Now it is wonderful that these representations exist that will point future generations back to a day when the air base was here and the great sacrifices they made to preserve our freedom and the freedom of others around the world. But, if those three are all that remains, will it tell enough for them to realize just how big a part of our lives the base was? I don’t think so.
25 years ago, Eaker Air Force Base was closed and the planes and personnel were relocated to other bases around the country. County residents experienced a great time of fear and trepidation at that time, because a great deal of people were employed out there and the economic impact of the personnel stationed there was huge upon the local economy.
In fact, its use as a military installation comes in two different episodes. Upon the closure of the Army Air Field, it had a terrible impact economically upon the county and immediately local leaders began lobbying for its recomissioning. But that just points out the economic impact.

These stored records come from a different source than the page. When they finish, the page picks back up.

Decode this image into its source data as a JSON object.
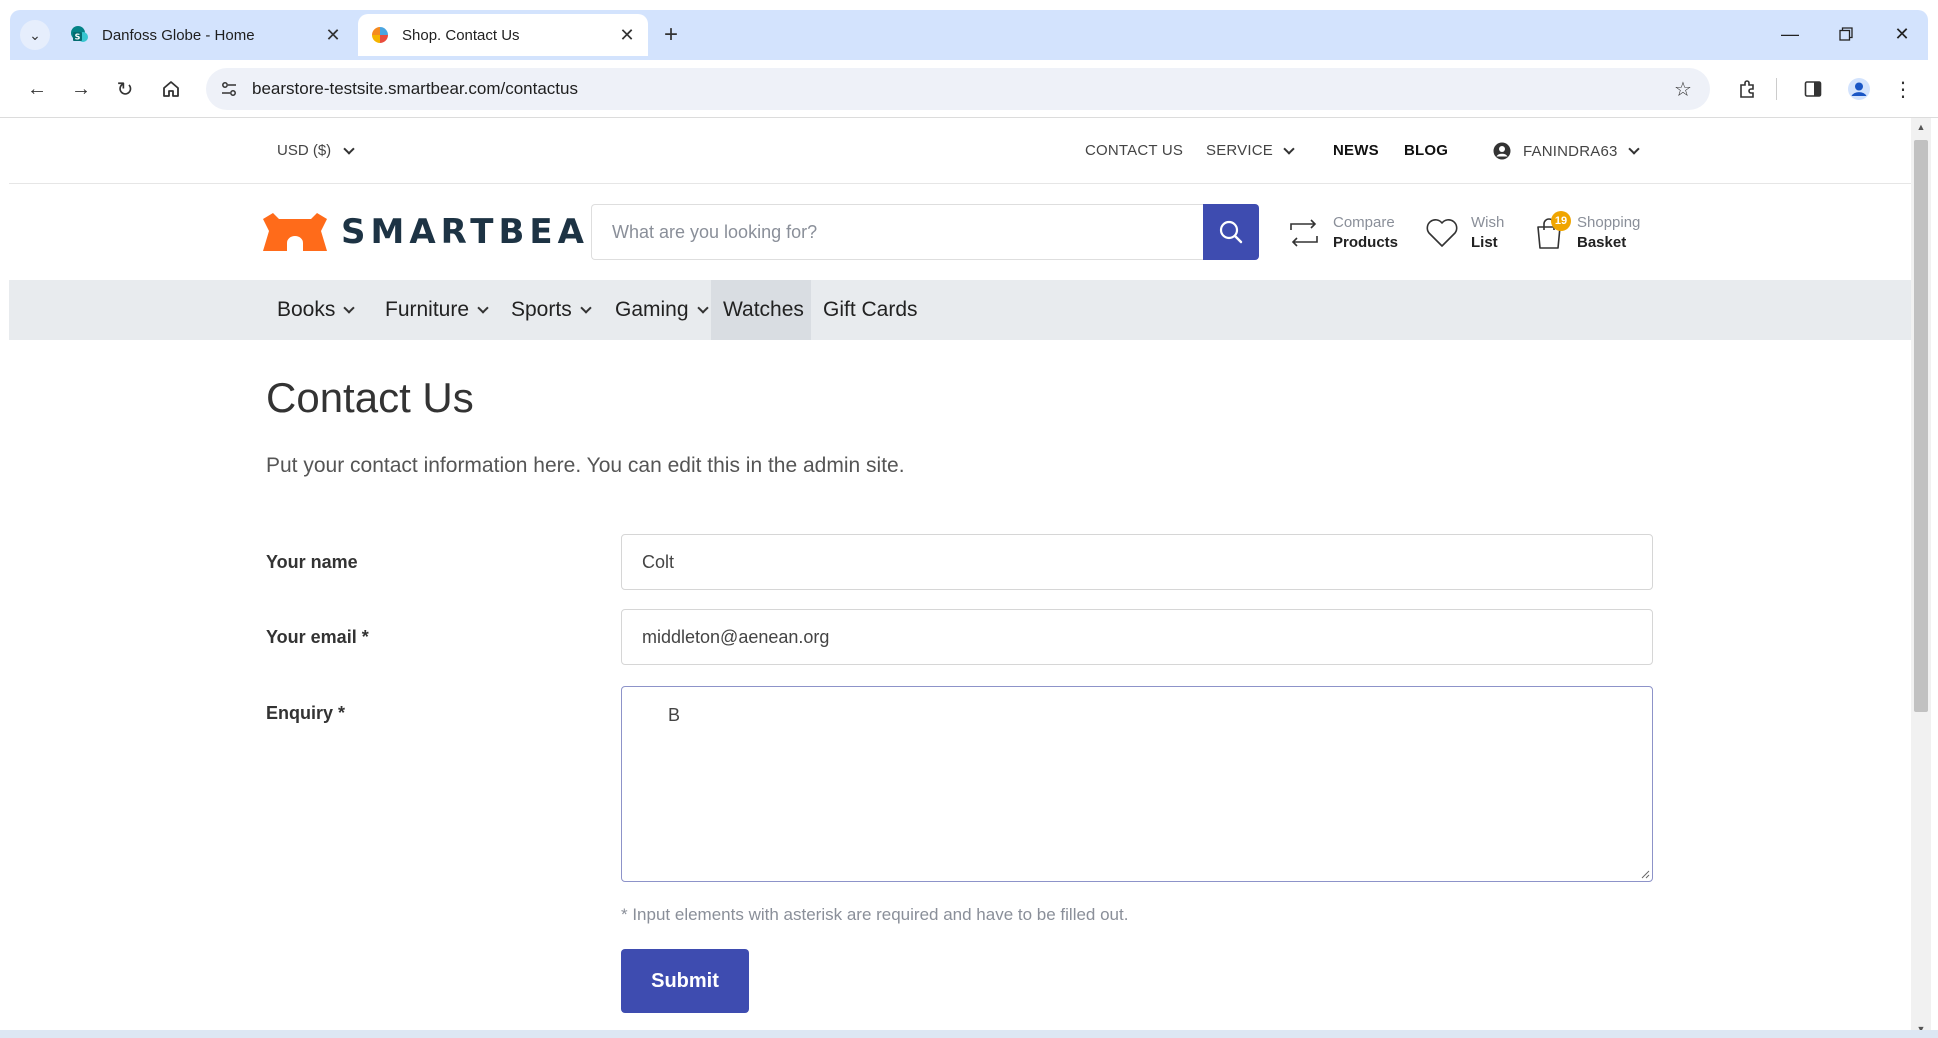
{
  "browser": {
    "tabs": [
      {
        "title": "Danfoss Globe - Home",
        "active": false
      },
      {
        "title": "Shop. Contact Us",
        "active": true
      }
    ],
    "url": "bearstore-testsite.smartbear.com/contactus"
  },
  "utility_bar": {
    "currency": "USD ($)",
    "links": [
      "CONTACT US",
      "SERVICE",
      "NEWS",
      "BLOG"
    ],
    "account": "FANINDRA63"
  },
  "header": {
    "logo_text": "SMARTBEAR",
    "search_placeholder": "What are you looking for?",
    "compare": {
      "top": "Compare",
      "bottom": "Products"
    },
    "wishlist": {
      "top": "Wish",
      "bottom": "List"
    },
    "basket": {
      "top": "Shopping",
      "bottom": "Basket",
      "count": "19"
    }
  },
  "nav": {
    "items": [
      "Books",
      "Furniture",
      "Sports",
      "Gaming",
      "Watches",
      "Gift Cards"
    ]
  },
  "page": {
    "title": "Contact Us",
    "intro": "Put your contact information here. You can edit this in the admin site.",
    "form": {
      "name_label": "Your name",
      "name_value": "Colt",
      "email_label": "Your email *",
      "email_value": "middleton@aenean.org",
      "enquiry_label": "Enquiry *",
      "enquiry_value": "B",
      "hint": "* Input elements with asterisk are required and have to be filled out.",
      "submit_label": "Submit"
    }
  },
  "colors": {
    "primary": "#3e4cb0",
    "brand_orange": "#ff6b1a",
    "nav_bg": "#e8ebee",
    "badge": "#f0a500"
  }
}
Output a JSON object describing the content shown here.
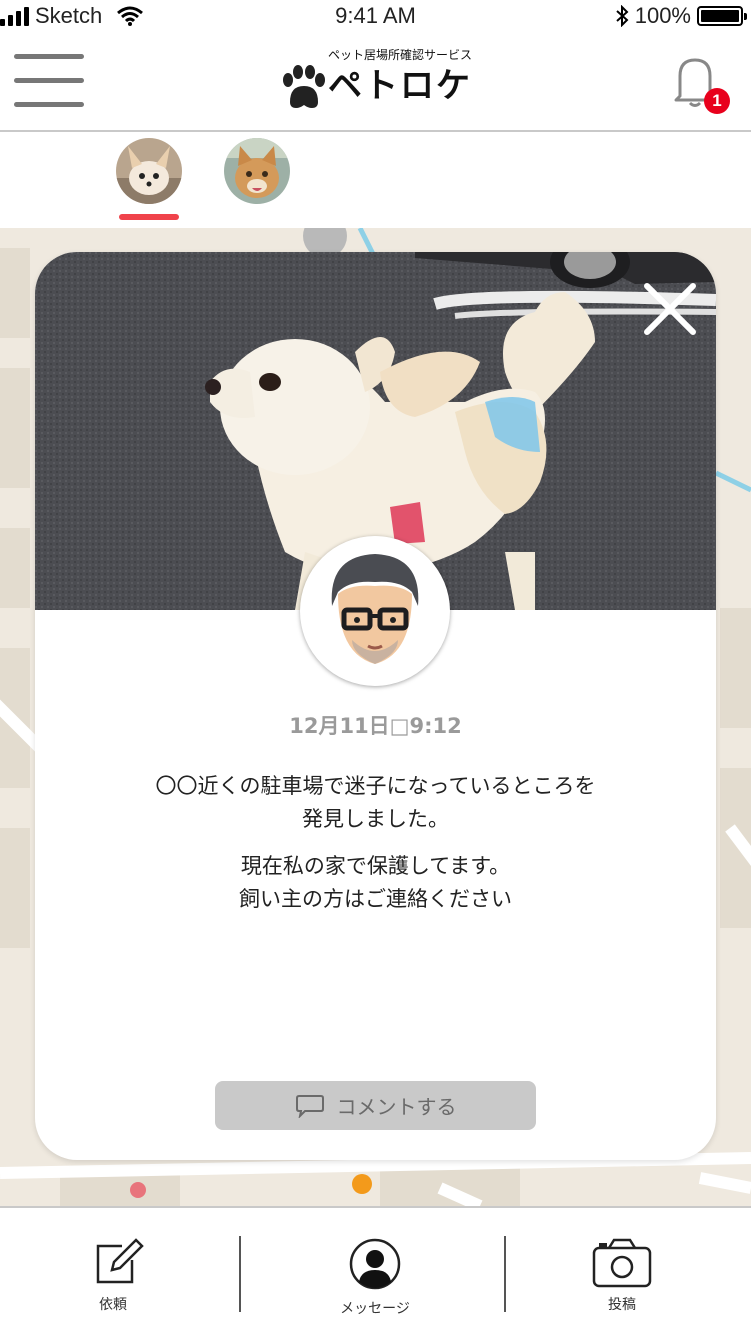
{
  "status_bar": {
    "carrier": "Sketch",
    "time": "9:41 AM",
    "battery": "100%"
  },
  "header": {
    "logo_subtitle": "ペット居場所確認サービス",
    "logo_title": "ペトロケ",
    "notification_count": "1"
  },
  "pets": [
    {
      "name": "chihuahua-avatar",
      "selected": true
    },
    {
      "name": "cat-avatar",
      "selected": false
    }
  ],
  "card": {
    "date": "12月11日□9:12",
    "message_line1": "〇〇近くの駐車場で迷子になっているところを",
    "message_line2": "発見しました。",
    "message_line3": "現在私の家で保護してます。",
    "message_line4": "飼い主の方はご連絡ください",
    "comment_label": "コメントする"
  },
  "tabs": {
    "request": "依頼",
    "message": "メッセージ",
    "post": "投稿"
  },
  "colors": {
    "accent_red": "#f0434b",
    "badge_red": "#e8001c",
    "map_bg": "#efe9df",
    "button_gray": "#c9c9c9"
  }
}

I would venture to say that thousands of people, still living here, were born on the air base. Many took college courses there. Many worked and learned skills there. Many served their country and built families out on the facility. A great deal of them moved away when restationed and decided to come back upon their retirement. There are fascinating stores that can be told. Libraries of books, filled cover to cover, would not hold all of the stories about the impact that the base has had on the area and the area had upon the lives of those that worked and lived on the base.
Men and women served, died, lived as prisoners of war, started over, came of age, recreated themselves, were born, learned, matured, built relationships, married, dated, changed, innovated and….well, just plain ol’ lived out there!
And that is not all. There is a site on the base that is well known in the world of archaeology and history (and the location is not publicly released in order to protect the content integrity of the site) called the “Eaker Site”. There is nothing for the average person to see out there now, but it was the site of a large Mississippian village. What lives they had and what impact they made upon the area and the area (the land) made upon them!
There is no way of communicating a history of the area and the people (you and I) without discussing the history of the former Blytheville (Eaker) Air Force Base. There is also no way of understanding America and the role it has played in the world as a beacon of freedom without understanding the Cold War. But, you can know nothing about the Cold War without knowing about the B-52s and the Strategic Air Command (of which the Blytheville Air Force Base was a large part).
For that reason, and more, we will be publishing a magazine this spring that will tell the story of the Eaker (Blytheville) Air Force Base. We hope to include stories, histories, pictures and content that represents the time period of the Army Air Field, the air force base – past, present and future.
I’m sure most of you will probably even want to keep the magazine as a keepsake, but only if you help me with its content. How much better will that publication be if it includes your (or your family’s) pictures and stories? Please drop me an email today and contribute your part of the history. Thank you in advance.